Singaporebrides | The Groom Room

July 2011

Wedding Mishaps

Have you ever experienced an incident at a wedding where all seems to be going well, until WHAM! the worst happens, and you start to feel as if the thread on which not only your wedding, but your whole marriage hangs, has just broken?

But in the nick of time, it manages to magically repair itself. All’s well that goes wrong, then comes back to being well again. That’s what I call a wedding “mishap”. A example of this happened on the day of my wedding. You see, my wife and I got married at a marina, and the ceremonial part was held on the jetty, overlooking the sea towards Indonesia. It was really cool, but we were lucky to do it at all, because it thundered and poured and nearly flooded during the days leading up to our knot-tying event, and having it in the outdoors really stressed us up.

Unable to move the clouds about, we turned towards old folks’ tales, and one in particular required us to tie little red chillies all around with the idea that it would scare the rain away! And tie chillies we did, as soon as we got to our wedding venue. Once the chillies were in place, we retired to our room to get ready for the evening, and that was exactly when the skies—probably insulted by our scheme—opened up and drenched the world as we knew it. It didn’t work! Should we postpone the wedding? Or bring everything inside the small restaurant outside to our chosen location? Call off the whole thing? In the end, we didn’t need to worry at all because the rain didn’t last more than twenty little minutes! It was then followed by fabulous weather that stayed with us until long after our honeymoon. All that was bad ended good for us.

Something else of the liquid sort, although not rain, happened to Paul, a Canadian of 60, who married Mauritius-born Linda six years ago. Yes, yes, he got married at 54.

Their wedding, as he says, was mercifully small – one photographer, 15 guests (one of whom arrived late and literally saved the event all by herself – read on to find out how), and the couple themselves. Apart from being generally helpful with preparing the bouquet and corsage on the eve of their union, Paul’s sole duty for the wedding was to select a bottle of champagne from his soon-to-be bride’s storeroom to be served at the reception. In Linda’s liquor cabinet, he found a dark green bottle of pink Dom Pérignon – a gift, Linda recalled, from… well, she didn’t remember exactly when.

En route to taking their vows, they left the pink Dom with the maître d’ to chill, and an hour later the waiter cracked it open for the guests to celebrate the couple’s newly-legalised union. It bubbled and fizzed but to call it a pink champagne was a real stretch, as Paul recalls, because it was more like a topaz brown. They were mortified. How does one go about telling wedding guests not to drink the champagne?

“I bravely took a sip alongside my bride while photos were being snapped”, says Paul. “It was ab-so-lutely dreadful!”

Paul and Linda… and the pink brown champagne

Linda, to her merit, took it all in stride as only freshly-wedded wives know how, but the shade of Paul’s embarrassment was even deeper than the rust-coloured champagne.

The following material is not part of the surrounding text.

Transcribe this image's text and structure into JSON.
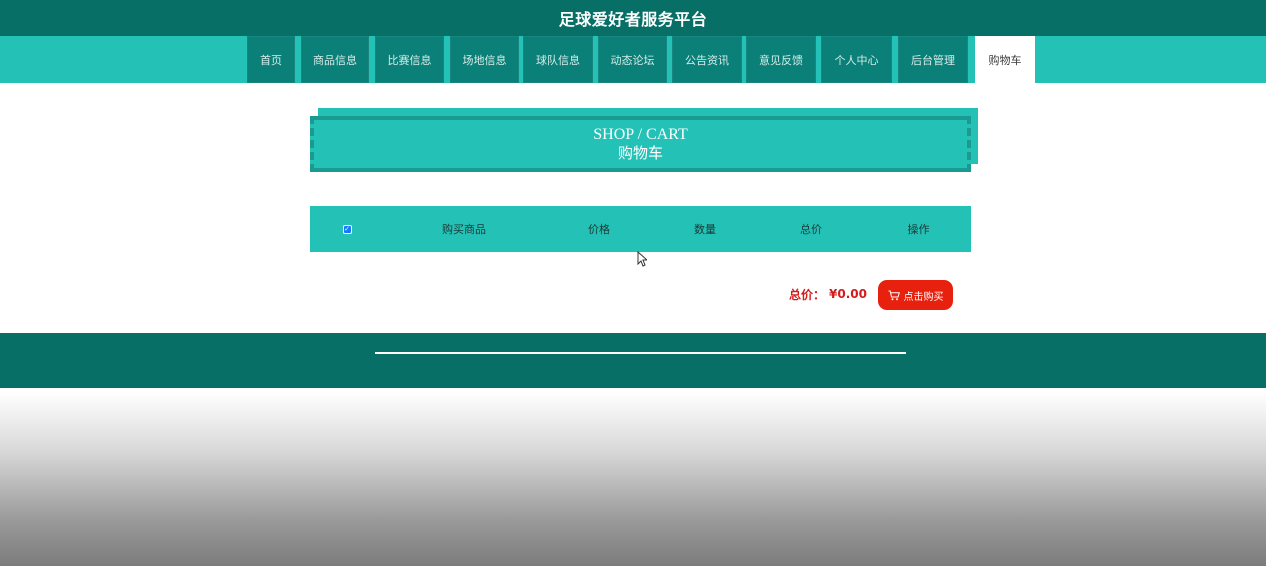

Was it a bad omen of dread and sour times for years to come? Exactly how much time passed before anybody moved, no one could tell, but then their friend Sylvia showed up, toting not one, but two bottles of pink Veuve Clicquot, freshly bought from Changi Airport’s duty-free shop. Bless her! A few gulps later, all was forgotten, and Paul and Linda are still happily together.

The question now is, what happened to the rest of what was in the liquor cabinet? I bet they won’t trust any of that old stuff for any special occasion ever again!